Researchers believe that the disruption of a single gene in the brain can cause the severe cognitive deficits associated with Angelman syndrome, a neurogenetic disorder often misdiagnosed as cerebral palsy or autism because of its similar symptoms: intellectual and developmental delay, severe mental retardation, lack of speech, seizures, sleep disturbance, hand flapping and motor and balance disorders. This gene is related to brain plasticity—the ability of the brain to strengthen neuronal pathways so that we can learn and adapt to a changing environment. The syndrome “prevents brain circuits from encoding information provided by sensory experiences.”
The exciting news is that they found some of this plasticity can be restored:
An unexpected finding was that the plasticity of the cellular connections could be restored in visual areas of the brain after brief periods of visual deprivation. Philpot said the observation that the brain defect could be reversed ‘is very encouraging, as it suggests that viable behavioral or pharmacological therapies are likely to exist.’
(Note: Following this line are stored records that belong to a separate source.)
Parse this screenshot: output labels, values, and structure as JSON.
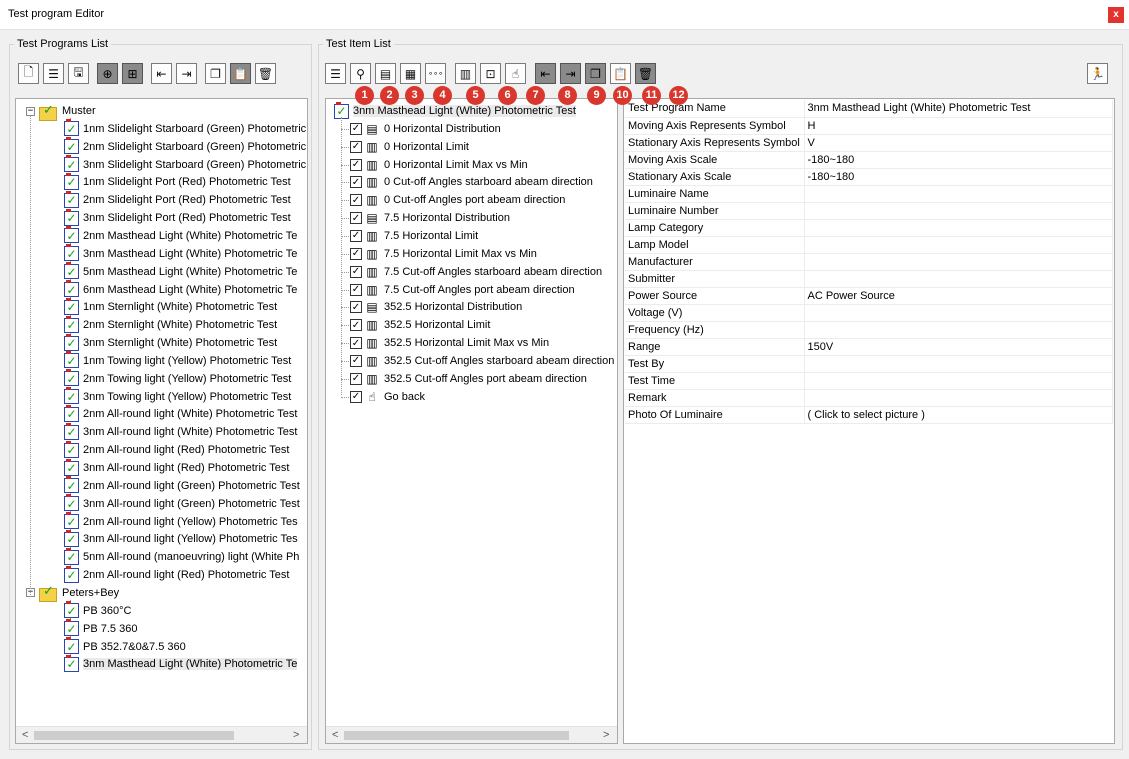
{
  "window": {
    "title": "Test program Editor",
    "close": "x"
  },
  "programs_group": {
    "legend": "Test Programs List"
  },
  "items_group": {
    "legend": "Test Item List"
  },
  "programs_toolbar": [
    {
      "name": "new-program-icon",
      "glyph": "🗋",
      "dark": false
    },
    {
      "name": "program-list-icon",
      "glyph": "☰",
      "dark": false
    },
    {
      "name": "save-icon",
      "glyph": "🖫",
      "dark": false
    },
    {
      "name": "add-group-icon",
      "glyph": "⊕",
      "dark": true
    },
    {
      "name": "add-subgroup-icon",
      "glyph": "⊞",
      "dark": true
    },
    {
      "name": "move-up-icon",
      "glyph": "⇤",
      "dark": false
    },
    {
      "name": "move-down-icon",
      "glyph": "⇥",
      "dark": false
    },
    {
      "name": "copy-icon",
      "glyph": "❐",
      "dark": false
    },
    {
      "name": "paste-icon",
      "glyph": "📋",
      "dark": true
    },
    {
      "name": "delete-icon",
      "glyph": "🗑",
      "dark": false
    }
  ],
  "items_toolbar": [
    {
      "name": "item-list-icon",
      "glyph": "☰",
      "dark": false,
      "badge": ""
    },
    {
      "name": "location-icon",
      "glyph": "⚲",
      "dark": false,
      "badge": "1"
    },
    {
      "name": "distribution-icon",
      "glyph": "▤",
      "dark": false,
      "badge": "2"
    },
    {
      "name": "grid-icon",
      "glyph": "▦",
      "dark": false,
      "badge": "3"
    },
    {
      "name": "dots-icon",
      "glyph": "∘∘∘",
      "dark": false,
      "badge": "4"
    },
    {
      "name": "calculator-icon",
      "glyph": "▥",
      "dark": false,
      "badge": "5"
    },
    {
      "name": "screen-icon",
      "glyph": "⊡",
      "dark": false,
      "badge": "6"
    },
    {
      "name": "hand-icon",
      "glyph": "☝",
      "dark": false,
      "badge": "7"
    },
    {
      "name": "move-up-icon",
      "glyph": "⇤",
      "dark": true,
      "badge": "8"
    },
    {
      "name": "move-down-icon",
      "glyph": "⇥",
      "dark": true,
      "badge": "9"
    },
    {
      "name": "copy-icon",
      "glyph": "❐",
      "dark": true,
      "badge": "10"
    },
    {
      "name": "paste-icon",
      "glyph": "📋",
      "dark": false,
      "badge": "11"
    },
    {
      "name": "delete-icon",
      "glyph": "🗑",
      "dark": true,
      "badge": "12"
    }
  ],
  "exit_button": {
    "glyph": "🏃"
  },
  "program_tree": {
    "groups": [
      {
        "name": "Muster",
        "items": [
          "1nm Slidelight Starboard (Green) Photometric",
          "2nm Slidelight Starboard (Green) Photometric",
          "3nm Slidelight Starboard (Green) Photometric",
          "1nm Slidelight Port (Red) Photometric Test",
          "2nm Slidelight Port (Red) Photometric Test",
          "3nm Slidelight Port (Red) Photometric Test",
          "2nm Masthead Light (White) Photometric Te",
          "3nm Masthead Light (White) Photometric Te",
          "5nm Masthead Light (White) Photometric Te",
          "6nm Masthead Light (White) Photometric Te",
          "1nm Sternlight  (White) Photometric Test",
          "2nm Sternlight  (White) Photometric Test",
          "3nm Sternlight  (White) Photometric Test",
          "1nm Towing light (Yellow) Photometric Test",
          "2nm Towing light (Yellow) Photometric Test",
          "3nm Towing light (Yellow) Photometric Test",
          "2nm All-round light (White) Photometric Test",
          "3nm All-round light (White) Photometric Test",
          "2nm All-round light (Red) Photometric Test",
          "3nm All-round light (Red) Photometric Test",
          "2nm All-round light (Green) Photometric Test",
          "3nm All-round light (Green) Photometric Test",
          "2nm All-round light (Yellow) Photometric Tes",
          "3nm All-round light (Yellow) Photometric Tes",
          "5nm All-round (manoeuvring) light (White Ph",
          "2nm All-round light (Red) Photometric Test"
        ]
      },
      {
        "name": "Peters+Bey",
        "items": [
          "PB 360°C",
          "PB 7.5 360",
          "PB 352.7&0&7.5  360",
          "3nm Masthead Light (White) Photometric Te"
        ]
      }
    ]
  },
  "item_tree": {
    "root": "3nm Masthead Light (White) Photometric Test",
    "items": [
      {
        "label": "0 Horizontal Distribution",
        "icon": "distribution-icon",
        "glyph": "▤"
      },
      {
        "label": "0 Horizontal Limit",
        "icon": "calculator-icon",
        "glyph": "▥"
      },
      {
        "label": "0 Horizontal Limit Max vs Min",
        "icon": "calculator-icon",
        "glyph": "▥"
      },
      {
        "label": "0 Cut-off Angles starboard abeam direction",
        "icon": "calculator-icon",
        "glyph": "▥"
      },
      {
        "label": "0 Cut-off Angles port abeam direction",
        "icon": "calculator-icon",
        "glyph": "▥"
      },
      {
        "label": "7.5 Horizontal Distribution",
        "icon": "distribution-icon",
        "glyph": "▤"
      },
      {
        "label": "7.5 Horizontal Limit",
        "icon": "calculator-icon",
        "glyph": "▥"
      },
      {
        "label": "7.5 Horizontal Limit Max vs Min",
        "icon": "calculator-icon",
        "glyph": "▥"
      },
      {
        "label": "7.5 Cut-off Angles starboard abeam direction",
        "icon": "calculator-icon",
        "glyph": "▥"
      },
      {
        "label": "7.5 Cut-off Angles port abeam direction",
        "icon": "calculator-icon",
        "glyph": "▥"
      },
      {
        "label": "352.5 Horizontal Distribution",
        "icon": "distribution-icon",
        "glyph": "▤"
      },
      {
        "label": "352.5 Horizontal Limit",
        "icon": "calculator-icon",
        "glyph": "▥"
      },
      {
        "label": "352.5 Horizontal Limit Max vs Min",
        "icon": "calculator-icon",
        "glyph": "▥"
      },
      {
        "label": "352.5 Cut-off Angles starboard abeam direction",
        "icon": "calculator-icon",
        "glyph": "▥"
      },
      {
        "label": "352.5 Cut-off Angles port abeam direction",
        "icon": "calculator-icon",
        "glyph": "▥"
      },
      {
        "label": "Go back",
        "icon": "hand-icon",
        "glyph": "☝"
      }
    ]
  },
  "properties": [
    {
      "key": "Test Program Name",
      "value": "3nm Masthead Light (White) Photometric Test"
    },
    {
      "key": "Moving Axis Represents Symbol",
      "value": "H"
    },
    {
      "key": "Stationary Axis Represents Symbol",
      "value": "V"
    },
    {
      "key": "Moving Axis Scale",
      "value": "-180~180"
    },
    {
      "key": "Stationary Axis Scale",
      "value": "-180~180"
    },
    {
      "key": "Luminaire Name",
      "value": ""
    },
    {
      "key": "Luminaire Number",
      "value": ""
    },
    {
      "key": "Lamp Category",
      "value": ""
    },
    {
      "key": "Lamp Model",
      "value": ""
    },
    {
      "key": "Manufacturer",
      "value": ""
    },
    {
      "key": "Submitter",
      "value": ""
    },
    {
      "key": "Power Source",
      "value": "AC Power Source"
    },
    {
      "key": "Voltage (V)",
      "value": ""
    },
    {
      "key": "Frequency (Hz)",
      "value": ""
    },
    {
      "key": "Range",
      "value": "150V"
    },
    {
      "key": "Test By",
      "value": ""
    },
    {
      "key": "Test Time",
      "value": ""
    },
    {
      "key": "Remark",
      "value": ""
    },
    {
      "key": "Photo Of Luminaire",
      "value": "( Click to select picture )"
    }
  ],
  "scroll": {
    "left_arrow": "<",
    "right_arrow": ">"
  }
}
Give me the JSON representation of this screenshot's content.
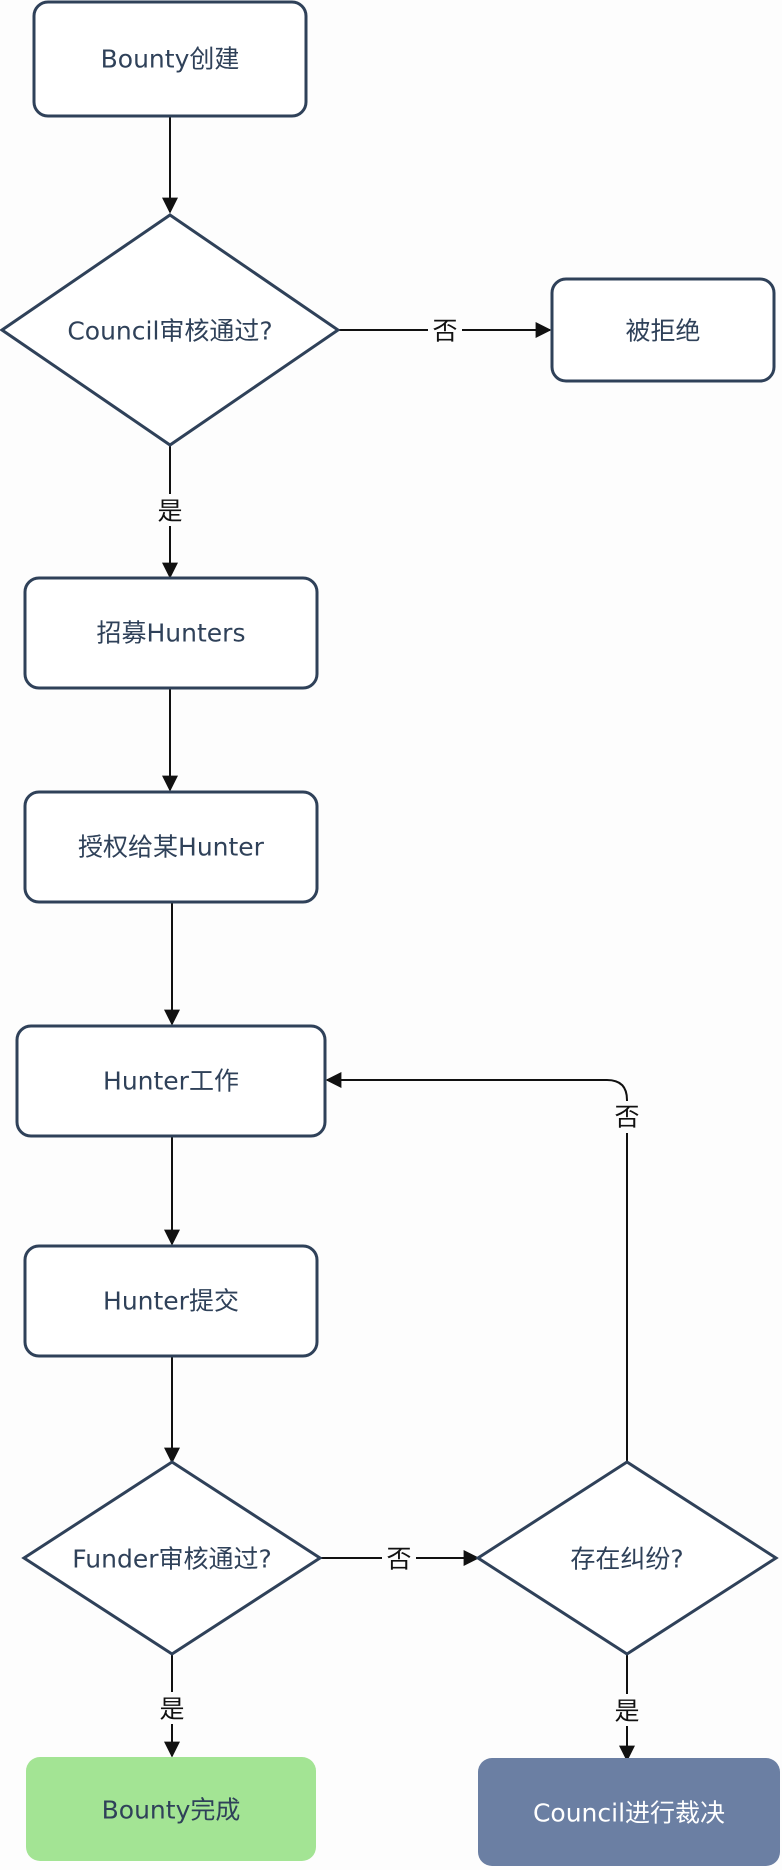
{
  "nodes": {
    "bounty_created": {
      "label": "Bounty创建"
    },
    "council_review": {
      "label": "Council审核通过?"
    },
    "rejected": {
      "label": "被拒绝",
      "fill": "#e6e6e6"
    },
    "recruit_hunters": {
      "label": "招募Hunters"
    },
    "authorize_hunter": {
      "label": "授权给某Hunter"
    },
    "hunter_work": {
      "label": "Hunter工作"
    },
    "hunter_submit": {
      "label": "Hunter提交"
    },
    "funder_review": {
      "label": "Funder审核通过?"
    },
    "dispute": {
      "label": "存在纠纷?"
    },
    "bounty_done": {
      "label": "Bounty完成",
      "fill": "#a3e494"
    },
    "council_arbitration": {
      "label": "Council进行裁决",
      "fill": "#6b7fa3"
    }
  },
  "edges": {
    "council_no": "否",
    "council_yes": "是",
    "funder_no": "否",
    "funder_yes": "是",
    "dispute_no": "否",
    "dispute_yes": "是"
  }
}
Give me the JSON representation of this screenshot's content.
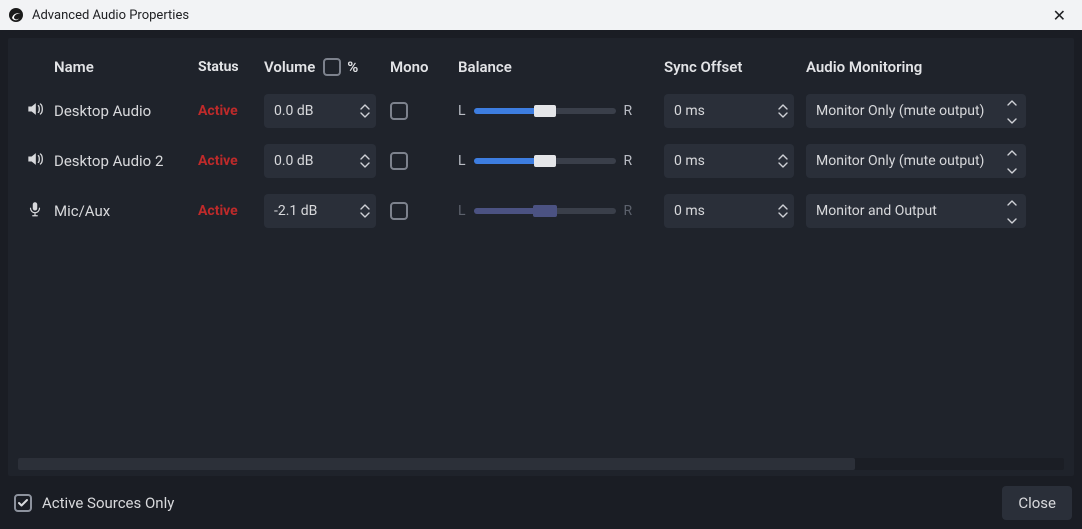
{
  "window": {
    "title": "Advanced Audio Properties",
    "close_glyph": "✕"
  },
  "columns": {
    "name": "Name",
    "status": "Status",
    "volume": "Volume",
    "percent": "%",
    "mono": "Mono",
    "balance": "Balance",
    "sync": "Sync Offset",
    "monitoring": "Audio Monitoring"
  },
  "balance_labels": {
    "left": "L",
    "right": "R"
  },
  "rows": [
    {
      "icon": "speaker",
      "name": "Desktop Audio",
      "status": "Active",
      "volume": "0.0 dB",
      "mono": false,
      "balance_pct": 50,
      "balance_muted": false,
      "sync": "0 ms",
      "monitoring": "Monitor Only (mute output)"
    },
    {
      "icon": "speaker",
      "name": "Desktop Audio 2",
      "status": "Active",
      "volume": "0.0 dB",
      "mono": false,
      "balance_pct": 50,
      "balance_muted": false,
      "sync": "0 ms",
      "monitoring": "Monitor Only (mute output)"
    },
    {
      "icon": "mic",
      "name": "Mic/Aux",
      "status": "Active",
      "volume": "-2.1 dB",
      "mono": false,
      "balance_pct": 50,
      "balance_muted": true,
      "sync": "0 ms",
      "monitoring": "Monitor and Output"
    }
  ],
  "footer": {
    "active_only_checked": true,
    "active_only_label": "Active Sources Only",
    "close_label": "Close"
  },
  "volume_percent_checked": false
}
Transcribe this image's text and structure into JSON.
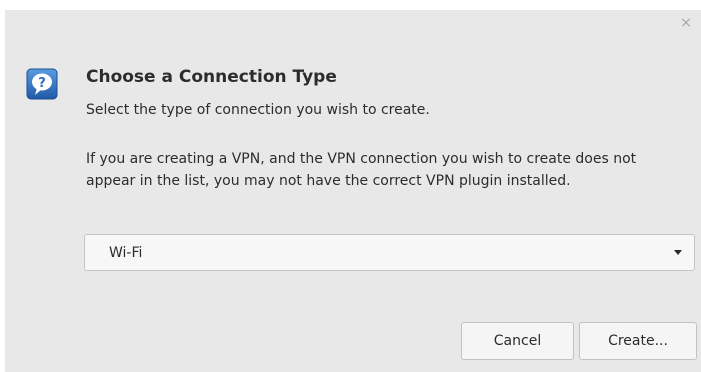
{
  "dialog": {
    "close_glyph": "×",
    "icon": "question-icon",
    "title": "Choose a Connection Type",
    "subtitle": "Select the type of connection you wish to create.",
    "info": "If you are creating a VPN, and the VPN connection you wish to create does not appear in the list, you may not have the correct VPN plugin installed.",
    "connection_type": {
      "selected": "Wi-Fi"
    },
    "buttons": {
      "cancel_label": "Cancel",
      "create_label": "Create..."
    }
  },
  "colors": {
    "dialog_bg": "#e8e8e8",
    "icon_blue": "#2e6dbd",
    "text": "#2c2c2c"
  }
}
‘By showing that brain plasticity can be restored in Angelman syndrome model mice, our findings suggest that brain cells in Angelman syndrome patients maintain a latent ability to express plasticity. We are now collaborating to find a way to tap into this latent plasticity, as this could offer a treatment, or even a cure, for Angelman syndrome,’ said Philpot.
Philpot added, ‘This same experimental approach could also reveal how brain cells encode information from experiences in other related disorders, such as autism, and may provide a model to find cures for a variety of neurodevelopmental disorders.'”